_TASK DESCRIPTION_
Print the complete listing so that it matches the original exactly.

_SOURCE DATA_
........

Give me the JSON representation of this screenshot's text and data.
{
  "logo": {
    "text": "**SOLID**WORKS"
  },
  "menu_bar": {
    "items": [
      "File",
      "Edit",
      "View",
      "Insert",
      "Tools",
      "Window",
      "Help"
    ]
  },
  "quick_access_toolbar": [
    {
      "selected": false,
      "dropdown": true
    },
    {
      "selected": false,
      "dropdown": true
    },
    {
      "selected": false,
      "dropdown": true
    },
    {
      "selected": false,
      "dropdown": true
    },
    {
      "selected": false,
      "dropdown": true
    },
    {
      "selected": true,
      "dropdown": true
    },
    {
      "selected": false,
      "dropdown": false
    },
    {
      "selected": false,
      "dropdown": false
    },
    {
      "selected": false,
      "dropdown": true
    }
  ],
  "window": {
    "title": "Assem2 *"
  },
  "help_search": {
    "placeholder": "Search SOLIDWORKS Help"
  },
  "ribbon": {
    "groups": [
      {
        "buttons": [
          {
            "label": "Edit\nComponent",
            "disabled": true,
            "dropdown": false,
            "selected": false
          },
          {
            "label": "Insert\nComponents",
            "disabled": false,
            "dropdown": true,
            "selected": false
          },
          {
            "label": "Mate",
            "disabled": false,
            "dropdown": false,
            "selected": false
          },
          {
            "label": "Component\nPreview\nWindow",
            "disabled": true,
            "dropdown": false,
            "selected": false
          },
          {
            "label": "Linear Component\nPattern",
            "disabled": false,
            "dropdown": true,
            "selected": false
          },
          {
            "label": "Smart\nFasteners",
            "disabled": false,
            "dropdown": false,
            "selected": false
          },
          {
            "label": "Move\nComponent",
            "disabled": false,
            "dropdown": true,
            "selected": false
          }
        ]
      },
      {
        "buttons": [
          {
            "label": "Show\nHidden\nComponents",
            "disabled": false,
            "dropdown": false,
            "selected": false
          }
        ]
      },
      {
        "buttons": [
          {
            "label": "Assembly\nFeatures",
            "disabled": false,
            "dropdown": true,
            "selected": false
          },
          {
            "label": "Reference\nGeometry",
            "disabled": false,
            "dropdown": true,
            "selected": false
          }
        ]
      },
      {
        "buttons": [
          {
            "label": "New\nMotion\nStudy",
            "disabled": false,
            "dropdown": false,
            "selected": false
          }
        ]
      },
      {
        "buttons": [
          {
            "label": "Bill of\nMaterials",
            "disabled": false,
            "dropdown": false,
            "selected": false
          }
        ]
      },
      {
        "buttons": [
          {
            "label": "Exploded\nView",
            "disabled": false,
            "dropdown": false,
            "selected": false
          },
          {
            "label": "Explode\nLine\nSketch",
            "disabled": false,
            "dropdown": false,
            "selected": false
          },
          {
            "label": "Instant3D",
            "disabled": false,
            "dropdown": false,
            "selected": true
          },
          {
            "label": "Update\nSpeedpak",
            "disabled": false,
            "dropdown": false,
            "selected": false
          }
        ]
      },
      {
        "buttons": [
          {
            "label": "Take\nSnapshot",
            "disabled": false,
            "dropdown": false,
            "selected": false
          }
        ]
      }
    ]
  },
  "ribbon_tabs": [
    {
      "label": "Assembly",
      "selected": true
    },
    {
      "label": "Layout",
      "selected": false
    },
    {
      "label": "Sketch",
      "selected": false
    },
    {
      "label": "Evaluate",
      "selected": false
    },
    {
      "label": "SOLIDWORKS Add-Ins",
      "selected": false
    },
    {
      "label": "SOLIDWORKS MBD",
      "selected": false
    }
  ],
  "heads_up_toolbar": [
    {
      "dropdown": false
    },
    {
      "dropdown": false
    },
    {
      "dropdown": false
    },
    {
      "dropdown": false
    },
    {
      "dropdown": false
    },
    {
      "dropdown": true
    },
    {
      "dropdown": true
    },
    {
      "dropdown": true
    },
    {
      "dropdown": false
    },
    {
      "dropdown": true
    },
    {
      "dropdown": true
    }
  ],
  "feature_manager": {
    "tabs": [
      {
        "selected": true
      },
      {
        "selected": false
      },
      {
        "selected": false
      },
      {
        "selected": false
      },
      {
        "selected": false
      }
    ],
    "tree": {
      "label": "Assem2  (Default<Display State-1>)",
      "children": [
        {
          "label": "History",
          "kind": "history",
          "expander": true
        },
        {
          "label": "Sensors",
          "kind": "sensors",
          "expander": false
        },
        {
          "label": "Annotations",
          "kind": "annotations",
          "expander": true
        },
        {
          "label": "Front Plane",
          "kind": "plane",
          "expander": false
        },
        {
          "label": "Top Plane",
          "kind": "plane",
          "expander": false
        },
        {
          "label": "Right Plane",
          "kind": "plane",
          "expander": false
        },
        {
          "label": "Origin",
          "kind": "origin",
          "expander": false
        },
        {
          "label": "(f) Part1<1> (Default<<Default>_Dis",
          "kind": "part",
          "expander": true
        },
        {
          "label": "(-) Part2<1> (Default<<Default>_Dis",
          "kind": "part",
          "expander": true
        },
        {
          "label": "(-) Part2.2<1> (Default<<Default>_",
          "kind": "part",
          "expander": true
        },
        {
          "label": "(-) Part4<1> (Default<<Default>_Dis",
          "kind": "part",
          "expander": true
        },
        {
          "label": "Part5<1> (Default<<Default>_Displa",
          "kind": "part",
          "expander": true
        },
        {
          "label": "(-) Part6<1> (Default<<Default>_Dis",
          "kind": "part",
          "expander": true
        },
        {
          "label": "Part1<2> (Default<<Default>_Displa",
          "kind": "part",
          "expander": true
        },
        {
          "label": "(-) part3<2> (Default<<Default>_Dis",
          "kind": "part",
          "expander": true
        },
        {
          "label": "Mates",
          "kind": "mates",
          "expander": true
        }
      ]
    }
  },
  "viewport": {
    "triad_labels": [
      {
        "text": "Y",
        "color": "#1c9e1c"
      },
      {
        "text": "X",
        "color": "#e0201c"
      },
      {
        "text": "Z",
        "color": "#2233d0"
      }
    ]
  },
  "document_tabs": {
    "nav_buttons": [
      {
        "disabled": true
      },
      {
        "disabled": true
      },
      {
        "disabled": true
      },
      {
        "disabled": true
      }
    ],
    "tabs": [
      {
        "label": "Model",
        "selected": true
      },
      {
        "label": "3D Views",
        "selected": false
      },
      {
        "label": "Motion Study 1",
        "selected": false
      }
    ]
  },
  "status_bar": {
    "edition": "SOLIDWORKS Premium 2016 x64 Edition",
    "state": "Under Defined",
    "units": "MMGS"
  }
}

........

_EXERCISE SOLUTION_
Give me the JSON representation of this screenshot's text and data.
{
  "logo": {
    "text": "**SOLID**WORKS"
  },
  "menu_bar": {
    "items": [
      "File",
      "Edit",
      "View",
      "Insert",
      "Tools",
      "Window",
      "Help"
    ]
  },
  "quick_access_toolbar": [
    {
      "selected": false,
      "dropdown": true
    },
    {
      "selected": false,
      "dropdown": true
    },
    {
      "selected": false,
      "dropdown": true
    },
    {
      "selected": false,
      "dropdown": true
    },
    {
      "selected": false,
      "dropdown": true
    },
    {
      "selected": true,
      "dropdown": true
    },
    {
      "selected": false,
      "dropdown": false
    },
    {
      "selected": false,
      "dropdown": false
    },
    {
      "selected": false,
      "dropdown": true
    }
  ],
  "window": {
    "title": "Assem2 *"
  },
  "help_search": {
    "placeholder": "Search SOLIDWORKS Help"
  },
  "ribbon": {
    "groups": [
      {
        "buttons": [
          {
            "label": "Edit\nComponent",
            "disabled": true,
            "dropdown": false,
            "selected": false
          },
          {
            "label": "Insert\nComponents",
            "disabled": false,
            "dropdown": true,
            "selected": false
          },
          {
            "label": "Mate",
            "disabled": false,
            "dropdown": false,
            "selected": false
          },
          {
            "label": "Component\nPreview\nWindow",
            "disabled": true,
            "dropdown": false,
            "selected": false
          },
          {
            "label": "Linear Component\nPattern",
            "disabled": false,
            "dropdown": true,
            "selected": false
          },
          {
            "label": "Smart\nFasteners",
            "disabled": false,
            "dropdown": false,
            "selected": false
          },
          {
            "label": "Move\nComponent",
            "disabled": false,
            "dropdown": true,
            "selected": false
          }
        ]
      },
      {
        "buttons": [
          {
            "label": "Show\nHidden\nComponents",
            "disabled": false,
            "dropdown": false,
            "selected": false
          }
        ]
      },
      {
        "buttons": [
          {
            "label": "Assembly\nFeatures",
            "disabled": false,
            "dropdown": true,
            "selected": false
          },
          {
            "label": "Reference\nGeometry",
            "disabled": false,
            "dropdown": true,
            "selected": false
          }
        ]
      },
      {
        "buttons": [
          {
            "label": "New\nMotion\nStudy",
            "disabled": false,
            "dropdown": false,
            "selected": false
          }
        ]
      },
      {
        "buttons": [
          {
            "label": "Bill of\nMaterials",
            "disabled": false,
            "dropdown": false,
            "selected": false
          }
        ]
      },
      {
        "buttons": [
          {
            "label": "Exploded\nView",
            "disabled": false,
            "dropdown": false,
            "selected": false
          },
          {
            "label": "Explode\nLine\nSketch",
            "disabled": false,
            "dropdown": false,
            "selected": false
          },
          {
            "label": "Instant3D",
            "disabled": false,
            "dropdown": false,
            "selected": true
          },
          {
            "label": "Update\nSpeedpak",
            "disabled": false,
            "dropdown": false,
            "selected": false
          }
        ]
      },
      {
        "buttons": [
          {
            "label": "Take\nSnapshot",
            "disabled": false,
            "dropdown": false,
            "selected": false
          }
        ]
      }
    ]
  },
  "ribbon_tabs": [
    {
      "label": "Assembly",
      "selected": true
    },
    {
      "label": "Layout",
      "selected": false
    },
    {
      "label": "Sketch",
      "selected": false
    },
    {
      "label": "Evaluate",
      "selected": false
    },
    {
      "label": "SOLIDWORKS Add-Ins",
      "selected": false
    },
    {
      "label": "SOLIDWORKS MBD",
      "selected": false
    }
  ],
  "heads_up_toolbar": [
    {
      "dropdown": false
    },
    {
      "dropdown": false
    },
    {
      "dropdown": false
    },
    {
      "dropdown": false
    },
    {
      "dropdown": false
    },
    {
      "dropdown": true
    },
    {
      "dropdown": true
    },
    {
      "dropdown": true
    },
    {
      "dropdown": false
    },
    {
      "dropdown": true
    },
    {
      "dropdown": true
    }
  ],
  "feature_manager": {
    "tabs": [
      {
        "selected": true
      },
      {
        "selected": false
      },
      {
        "selected": false
      },
      {
        "selected": false
      },
      {
        "selected": false
      }
    ],
    "tree": {
      "label": "Assem2  (Default<Display State-1>)",
      "children": [
        {
          "label": "History",
          "kind": "history",
          "expander": true
        },
        {
          "label": "Sensors",
          "kind": "sensors",
          "expander": false
        },
        {
          "label": "Annotations",
          "kind": "annotations",
          "expander": true
        },
        {
          "label": "Front Plane",
          "kind": "plane",
          "expander": false
        },
        {
          "label": "Top Plane",
          "kind": "plane",
          "expander": false
        },
        {
          "label": "Right Plane",
          "kind": "plane",
          "expander": false
        },
        {
          "label": "Origin",
          "kind": "origin",
          "expander": false
        },
        {
          "label": "(f) Part1<1> (Default<<Default>_Dis",
          "kind": "part",
          "expander": true
        },
        {
          "label": "(-) Part2<1> (Default<<Default>_Dis",
          "kind": "part",
          "expander": true
        },
        {
          "label": "(-) Part2.2<1> (Default<<Default>_",
          "kind": "part",
          "expander": true
        },
        {
          "label": "(-) Part4<1> (Default<<Default>_Dis",
          "kind": "part",
          "expander": true
        },
        {
          "label": "Part5<1> (Default<<Default>_Displa",
          "kind": "part",
          "expander": true
        },
        {
          "label": "(-) Part6<1> (Default<<Default>_Dis",
          "kind": "part",
          "expander": true
        },
        {
          "label": "Part1<2> (Default<<Default>_Displa",
          "kind": "part",
          "expander": true
        },
        {
          "label": "(-) part3<2> (Default<<Default>_Dis",
          "kind": "part",
          "expander": true
        },
        {
          "label": "Mates",
          "kind": "mates",
          "expander": true
        }
      ]
    }
  },
  "viewport": {
    "triad_labels": [
      {
        "text": "Y",
        "color": "#1c9e1c"
      },
      {
        "text": "X",
        "color": "#e0201c"
      },
      {
        "text": "Z",
        "color": "#2233d0"
      }
    ]
  },
  "document_tabs": {
    "nav_buttons": [
      {
        "disabled": true
      },
      {
        "disabled": true
      },
      {
        "disabled": true
      },
      {
        "disabled": true
      }
    ],
    "tabs": [
      {
        "label": "Model",
        "selected": true
      },
      {
        "label": "3D Views",
        "selected": false
      },
      {
        "label": "Motion Study 1",
        "selected": false
      }
    ]
  },
  "status_bar": {
    "edition": "SOLIDWORKS Premium 2016 x64 Edition",
    "state": "Under Defined",
    "units": "MMGS"
  }
}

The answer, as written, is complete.